It’s always nice to learn something new about someone, even after they’ve left this world.
I can remember when pianist Van Cliburn, then a young man, won the inaugural Tchaikovsky Piano Competition in Moscow, back in 1958. It was big news at the time. In the midst of the Cold War, when neighbors were building fallout shelters, the notion of an American becoming not only famous but popular in Russia seemed as unlikely as Lady Gaga becoming the next pope today.
Cliburn could have basked in adulation, but kept a relatively low profile, avoiding grandiosity and speaking of himself as a “servant” who sought to bring beautiful music to people.
I always wondered if “Van Cliburn” was his real name, mainly because it sounded more like a last name in the vein of “Gerhard von Rad” or “James Van Allen,” and he was most commonly referred to as “Van Cliburn,” rather than just “Cliburn.” It turns out that his given name was Havey Lavan Cliburn, Jr., so I suppose “Lavan” was shortened to “Van” and he really did use it as a first name.
I don’t recall ever wondering about his faith before Cliburn died, but was gratified to learn that he was a lifelong and faithful Baptist, most recently a longtime member of Broadway Baptist Church in Fort Worth, Texas, and a generous contributor to music programs there.

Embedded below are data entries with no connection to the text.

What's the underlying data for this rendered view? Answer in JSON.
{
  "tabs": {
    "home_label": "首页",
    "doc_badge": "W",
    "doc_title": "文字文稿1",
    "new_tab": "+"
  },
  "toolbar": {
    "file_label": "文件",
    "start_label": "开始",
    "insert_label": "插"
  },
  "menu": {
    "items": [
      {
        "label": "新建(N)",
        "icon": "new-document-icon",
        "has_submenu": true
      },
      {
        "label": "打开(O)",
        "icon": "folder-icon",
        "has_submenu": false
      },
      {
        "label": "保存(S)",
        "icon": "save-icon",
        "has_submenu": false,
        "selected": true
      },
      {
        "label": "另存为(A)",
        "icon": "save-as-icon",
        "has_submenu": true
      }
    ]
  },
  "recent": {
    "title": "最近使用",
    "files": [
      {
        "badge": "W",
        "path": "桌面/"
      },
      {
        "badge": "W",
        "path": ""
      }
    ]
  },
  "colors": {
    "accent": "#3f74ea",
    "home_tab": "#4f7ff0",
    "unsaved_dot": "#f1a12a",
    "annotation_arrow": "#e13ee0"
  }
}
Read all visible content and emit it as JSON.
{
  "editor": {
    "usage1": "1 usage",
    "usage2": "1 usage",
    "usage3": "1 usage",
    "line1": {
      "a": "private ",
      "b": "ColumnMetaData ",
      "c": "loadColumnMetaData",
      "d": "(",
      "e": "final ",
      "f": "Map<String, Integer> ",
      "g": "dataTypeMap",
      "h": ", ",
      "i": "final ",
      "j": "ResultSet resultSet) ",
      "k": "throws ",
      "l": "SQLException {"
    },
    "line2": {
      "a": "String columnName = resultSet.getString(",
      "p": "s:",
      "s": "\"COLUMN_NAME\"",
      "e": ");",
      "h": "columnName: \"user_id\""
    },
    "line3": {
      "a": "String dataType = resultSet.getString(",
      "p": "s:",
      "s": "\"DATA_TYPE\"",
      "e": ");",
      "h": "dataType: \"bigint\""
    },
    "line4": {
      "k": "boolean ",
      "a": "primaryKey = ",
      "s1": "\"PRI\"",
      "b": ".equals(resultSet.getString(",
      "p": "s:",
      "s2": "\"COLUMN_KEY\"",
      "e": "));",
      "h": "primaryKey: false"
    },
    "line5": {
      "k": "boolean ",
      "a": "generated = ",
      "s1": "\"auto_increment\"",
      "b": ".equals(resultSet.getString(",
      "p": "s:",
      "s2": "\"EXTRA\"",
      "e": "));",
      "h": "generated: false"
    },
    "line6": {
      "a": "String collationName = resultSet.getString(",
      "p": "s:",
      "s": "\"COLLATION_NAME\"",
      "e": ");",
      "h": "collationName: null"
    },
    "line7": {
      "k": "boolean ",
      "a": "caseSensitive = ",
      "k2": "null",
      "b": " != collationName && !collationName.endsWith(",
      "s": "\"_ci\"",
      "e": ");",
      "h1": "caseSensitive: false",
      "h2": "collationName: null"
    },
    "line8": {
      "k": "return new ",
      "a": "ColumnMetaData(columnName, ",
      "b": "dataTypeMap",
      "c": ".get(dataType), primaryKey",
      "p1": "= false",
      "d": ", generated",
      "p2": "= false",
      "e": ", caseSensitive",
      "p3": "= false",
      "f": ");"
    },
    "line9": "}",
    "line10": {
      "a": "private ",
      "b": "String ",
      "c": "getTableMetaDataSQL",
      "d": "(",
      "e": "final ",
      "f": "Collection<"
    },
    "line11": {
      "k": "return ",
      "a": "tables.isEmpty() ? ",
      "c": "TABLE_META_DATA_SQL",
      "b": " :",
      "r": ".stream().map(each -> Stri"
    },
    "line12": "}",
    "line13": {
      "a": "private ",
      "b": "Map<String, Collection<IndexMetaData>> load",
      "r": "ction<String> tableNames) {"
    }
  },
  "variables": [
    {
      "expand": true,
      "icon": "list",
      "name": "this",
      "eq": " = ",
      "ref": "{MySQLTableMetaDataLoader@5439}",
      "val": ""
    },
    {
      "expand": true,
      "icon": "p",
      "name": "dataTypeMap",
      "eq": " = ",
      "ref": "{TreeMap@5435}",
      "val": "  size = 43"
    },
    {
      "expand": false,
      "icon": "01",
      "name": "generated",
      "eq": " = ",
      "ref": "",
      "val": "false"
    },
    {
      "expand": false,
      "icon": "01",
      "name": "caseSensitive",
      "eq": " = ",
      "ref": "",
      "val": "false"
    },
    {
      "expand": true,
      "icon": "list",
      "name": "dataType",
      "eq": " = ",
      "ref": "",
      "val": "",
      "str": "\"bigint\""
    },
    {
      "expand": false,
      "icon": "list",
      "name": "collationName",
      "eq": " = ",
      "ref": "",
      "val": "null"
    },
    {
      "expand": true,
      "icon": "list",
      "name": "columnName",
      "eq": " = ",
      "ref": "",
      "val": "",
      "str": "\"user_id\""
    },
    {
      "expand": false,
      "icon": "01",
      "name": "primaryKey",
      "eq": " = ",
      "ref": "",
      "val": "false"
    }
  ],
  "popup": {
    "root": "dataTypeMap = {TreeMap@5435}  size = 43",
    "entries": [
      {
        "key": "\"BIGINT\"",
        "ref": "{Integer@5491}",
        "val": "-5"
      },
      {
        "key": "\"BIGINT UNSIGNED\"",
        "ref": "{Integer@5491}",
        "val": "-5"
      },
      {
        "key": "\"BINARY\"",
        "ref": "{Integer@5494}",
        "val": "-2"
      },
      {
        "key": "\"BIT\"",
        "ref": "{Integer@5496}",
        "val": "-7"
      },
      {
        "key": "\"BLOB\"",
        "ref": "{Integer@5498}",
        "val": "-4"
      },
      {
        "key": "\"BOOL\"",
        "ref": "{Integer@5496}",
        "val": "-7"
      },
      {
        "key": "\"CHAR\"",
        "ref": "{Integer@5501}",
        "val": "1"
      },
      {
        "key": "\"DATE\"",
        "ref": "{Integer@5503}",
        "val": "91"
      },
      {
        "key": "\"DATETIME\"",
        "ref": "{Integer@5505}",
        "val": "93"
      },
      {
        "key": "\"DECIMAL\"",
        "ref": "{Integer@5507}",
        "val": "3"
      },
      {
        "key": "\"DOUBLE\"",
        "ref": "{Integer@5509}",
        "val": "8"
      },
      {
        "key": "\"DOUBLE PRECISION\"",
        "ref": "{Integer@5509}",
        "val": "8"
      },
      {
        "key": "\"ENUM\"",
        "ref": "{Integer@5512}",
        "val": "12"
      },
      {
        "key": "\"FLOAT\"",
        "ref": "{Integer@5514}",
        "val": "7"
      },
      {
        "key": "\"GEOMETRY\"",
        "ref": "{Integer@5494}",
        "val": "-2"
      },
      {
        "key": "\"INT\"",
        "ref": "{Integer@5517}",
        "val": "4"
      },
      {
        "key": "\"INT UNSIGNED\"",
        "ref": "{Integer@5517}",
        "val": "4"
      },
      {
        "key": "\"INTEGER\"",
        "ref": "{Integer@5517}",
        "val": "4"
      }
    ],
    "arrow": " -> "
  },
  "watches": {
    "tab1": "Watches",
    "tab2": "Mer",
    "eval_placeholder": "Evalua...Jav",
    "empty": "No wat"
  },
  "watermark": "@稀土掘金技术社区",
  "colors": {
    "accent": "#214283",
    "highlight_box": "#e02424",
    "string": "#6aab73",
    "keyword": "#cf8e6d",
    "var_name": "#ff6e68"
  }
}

I’m grateful for Cliburn’s contributions in many ways: we could use more quiet servants who bring beautiful music to the world.